* _Work order_: For every line in the records below that holds "title", make a copy.

START Data under study

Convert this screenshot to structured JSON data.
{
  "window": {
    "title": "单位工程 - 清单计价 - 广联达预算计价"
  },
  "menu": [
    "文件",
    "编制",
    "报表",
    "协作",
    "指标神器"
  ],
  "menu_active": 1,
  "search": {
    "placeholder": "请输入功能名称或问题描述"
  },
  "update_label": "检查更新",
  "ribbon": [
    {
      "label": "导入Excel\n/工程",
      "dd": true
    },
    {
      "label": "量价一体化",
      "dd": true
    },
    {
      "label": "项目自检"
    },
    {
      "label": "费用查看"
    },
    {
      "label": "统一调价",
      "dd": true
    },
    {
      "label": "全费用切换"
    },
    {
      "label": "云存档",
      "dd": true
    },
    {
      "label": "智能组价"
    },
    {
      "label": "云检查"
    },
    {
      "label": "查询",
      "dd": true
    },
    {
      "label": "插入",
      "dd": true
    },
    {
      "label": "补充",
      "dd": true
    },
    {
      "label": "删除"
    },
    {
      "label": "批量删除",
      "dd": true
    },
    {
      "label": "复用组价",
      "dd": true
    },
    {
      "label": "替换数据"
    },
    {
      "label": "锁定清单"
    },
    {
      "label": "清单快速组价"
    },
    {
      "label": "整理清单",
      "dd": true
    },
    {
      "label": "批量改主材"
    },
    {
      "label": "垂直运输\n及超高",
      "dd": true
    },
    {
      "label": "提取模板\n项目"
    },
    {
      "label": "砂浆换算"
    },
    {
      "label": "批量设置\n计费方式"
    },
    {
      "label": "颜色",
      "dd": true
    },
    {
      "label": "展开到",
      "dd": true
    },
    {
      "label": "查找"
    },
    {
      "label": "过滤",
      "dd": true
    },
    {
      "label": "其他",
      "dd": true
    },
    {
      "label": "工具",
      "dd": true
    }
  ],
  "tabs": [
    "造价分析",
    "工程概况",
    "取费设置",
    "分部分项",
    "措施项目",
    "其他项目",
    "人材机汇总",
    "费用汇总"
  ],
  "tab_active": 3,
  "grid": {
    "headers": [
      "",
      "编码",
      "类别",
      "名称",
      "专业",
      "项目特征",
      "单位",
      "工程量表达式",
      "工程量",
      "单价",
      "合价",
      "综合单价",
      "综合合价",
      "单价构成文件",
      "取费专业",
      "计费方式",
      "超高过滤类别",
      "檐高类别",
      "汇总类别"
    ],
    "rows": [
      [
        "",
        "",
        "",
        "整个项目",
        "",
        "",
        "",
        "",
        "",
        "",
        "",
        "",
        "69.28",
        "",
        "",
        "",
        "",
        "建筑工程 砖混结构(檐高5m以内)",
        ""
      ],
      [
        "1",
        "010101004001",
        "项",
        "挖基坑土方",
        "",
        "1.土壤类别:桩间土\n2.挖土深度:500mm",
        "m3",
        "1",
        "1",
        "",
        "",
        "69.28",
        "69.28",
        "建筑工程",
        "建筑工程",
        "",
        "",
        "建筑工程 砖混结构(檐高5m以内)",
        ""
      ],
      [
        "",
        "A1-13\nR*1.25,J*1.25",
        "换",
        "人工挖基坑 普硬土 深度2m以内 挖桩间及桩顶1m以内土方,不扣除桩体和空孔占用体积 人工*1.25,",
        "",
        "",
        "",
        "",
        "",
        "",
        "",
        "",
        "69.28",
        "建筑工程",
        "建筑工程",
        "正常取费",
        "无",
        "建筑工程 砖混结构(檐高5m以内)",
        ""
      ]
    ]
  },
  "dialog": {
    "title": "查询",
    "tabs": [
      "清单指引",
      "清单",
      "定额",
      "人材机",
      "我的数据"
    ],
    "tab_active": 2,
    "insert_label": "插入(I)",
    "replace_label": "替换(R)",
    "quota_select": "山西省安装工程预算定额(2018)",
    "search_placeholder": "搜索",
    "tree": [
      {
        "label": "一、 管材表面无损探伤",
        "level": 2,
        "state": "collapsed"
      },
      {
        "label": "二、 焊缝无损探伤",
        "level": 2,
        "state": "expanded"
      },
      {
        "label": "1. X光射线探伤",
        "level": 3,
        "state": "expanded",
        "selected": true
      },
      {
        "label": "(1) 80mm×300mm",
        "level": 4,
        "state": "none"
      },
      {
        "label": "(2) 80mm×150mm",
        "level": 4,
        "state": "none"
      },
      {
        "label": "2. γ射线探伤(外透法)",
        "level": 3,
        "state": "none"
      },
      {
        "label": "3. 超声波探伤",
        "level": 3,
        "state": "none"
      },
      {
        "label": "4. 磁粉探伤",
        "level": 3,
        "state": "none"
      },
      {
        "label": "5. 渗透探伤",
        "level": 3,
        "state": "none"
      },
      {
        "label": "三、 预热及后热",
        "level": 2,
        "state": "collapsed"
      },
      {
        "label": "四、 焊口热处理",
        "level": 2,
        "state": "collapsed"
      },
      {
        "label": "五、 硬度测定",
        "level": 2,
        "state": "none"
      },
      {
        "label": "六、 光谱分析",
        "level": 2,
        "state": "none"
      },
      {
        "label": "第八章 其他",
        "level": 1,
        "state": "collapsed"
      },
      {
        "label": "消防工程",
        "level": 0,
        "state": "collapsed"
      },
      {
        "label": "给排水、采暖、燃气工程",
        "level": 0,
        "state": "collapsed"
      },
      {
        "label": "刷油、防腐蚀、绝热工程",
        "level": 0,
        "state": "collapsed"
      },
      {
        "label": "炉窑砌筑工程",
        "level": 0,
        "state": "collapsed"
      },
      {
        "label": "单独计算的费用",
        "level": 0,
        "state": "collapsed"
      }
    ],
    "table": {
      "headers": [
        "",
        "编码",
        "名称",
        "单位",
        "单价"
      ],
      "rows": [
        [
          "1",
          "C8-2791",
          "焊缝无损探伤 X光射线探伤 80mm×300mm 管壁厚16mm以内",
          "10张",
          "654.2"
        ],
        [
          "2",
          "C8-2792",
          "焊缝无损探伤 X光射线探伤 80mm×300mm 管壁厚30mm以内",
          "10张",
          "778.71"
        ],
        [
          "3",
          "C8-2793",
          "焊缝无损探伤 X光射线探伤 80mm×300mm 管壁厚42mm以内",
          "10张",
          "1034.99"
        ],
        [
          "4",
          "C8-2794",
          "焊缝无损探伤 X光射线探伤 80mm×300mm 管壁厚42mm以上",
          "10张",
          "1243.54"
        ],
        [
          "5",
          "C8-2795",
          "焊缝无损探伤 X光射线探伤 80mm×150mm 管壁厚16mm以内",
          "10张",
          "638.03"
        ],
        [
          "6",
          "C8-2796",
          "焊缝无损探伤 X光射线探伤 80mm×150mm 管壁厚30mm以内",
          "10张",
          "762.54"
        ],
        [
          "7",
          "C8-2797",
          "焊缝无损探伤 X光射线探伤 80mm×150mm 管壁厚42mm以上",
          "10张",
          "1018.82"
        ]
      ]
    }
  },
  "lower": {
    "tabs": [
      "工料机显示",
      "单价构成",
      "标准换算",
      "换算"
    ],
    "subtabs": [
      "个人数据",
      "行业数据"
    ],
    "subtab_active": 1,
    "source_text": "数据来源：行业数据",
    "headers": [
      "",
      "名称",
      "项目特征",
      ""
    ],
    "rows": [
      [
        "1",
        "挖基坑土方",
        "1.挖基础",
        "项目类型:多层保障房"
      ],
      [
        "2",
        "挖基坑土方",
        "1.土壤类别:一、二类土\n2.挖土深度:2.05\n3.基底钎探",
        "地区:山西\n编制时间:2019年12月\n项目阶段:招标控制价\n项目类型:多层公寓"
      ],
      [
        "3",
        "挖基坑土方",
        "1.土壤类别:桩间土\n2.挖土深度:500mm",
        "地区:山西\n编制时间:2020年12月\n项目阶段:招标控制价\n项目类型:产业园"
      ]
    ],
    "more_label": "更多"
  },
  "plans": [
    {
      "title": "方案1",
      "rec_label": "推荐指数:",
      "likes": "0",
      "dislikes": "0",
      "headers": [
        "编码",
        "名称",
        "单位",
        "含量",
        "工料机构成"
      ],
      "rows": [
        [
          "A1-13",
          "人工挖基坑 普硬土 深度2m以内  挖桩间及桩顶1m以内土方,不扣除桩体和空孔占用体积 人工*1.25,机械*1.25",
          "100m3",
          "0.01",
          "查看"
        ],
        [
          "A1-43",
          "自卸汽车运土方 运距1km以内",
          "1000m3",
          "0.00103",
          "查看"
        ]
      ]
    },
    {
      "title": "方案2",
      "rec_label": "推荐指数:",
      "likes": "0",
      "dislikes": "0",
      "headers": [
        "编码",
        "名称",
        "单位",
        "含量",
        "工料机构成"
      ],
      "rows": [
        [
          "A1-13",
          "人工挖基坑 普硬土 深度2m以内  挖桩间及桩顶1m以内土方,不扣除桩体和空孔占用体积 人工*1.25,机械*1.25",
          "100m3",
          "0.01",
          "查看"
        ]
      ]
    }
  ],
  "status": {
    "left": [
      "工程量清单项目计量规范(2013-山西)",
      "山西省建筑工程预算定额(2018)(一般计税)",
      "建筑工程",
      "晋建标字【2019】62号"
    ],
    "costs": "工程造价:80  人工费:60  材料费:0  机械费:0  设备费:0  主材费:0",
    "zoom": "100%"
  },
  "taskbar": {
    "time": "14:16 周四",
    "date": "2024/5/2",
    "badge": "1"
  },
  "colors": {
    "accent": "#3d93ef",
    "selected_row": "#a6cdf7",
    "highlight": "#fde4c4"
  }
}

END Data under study

* _The answer_:
    "title": "单位工程 - 清单计价 - 广联达预算计价"
    "title": "查询",
      "title": "方案1",
      "title": "方案2",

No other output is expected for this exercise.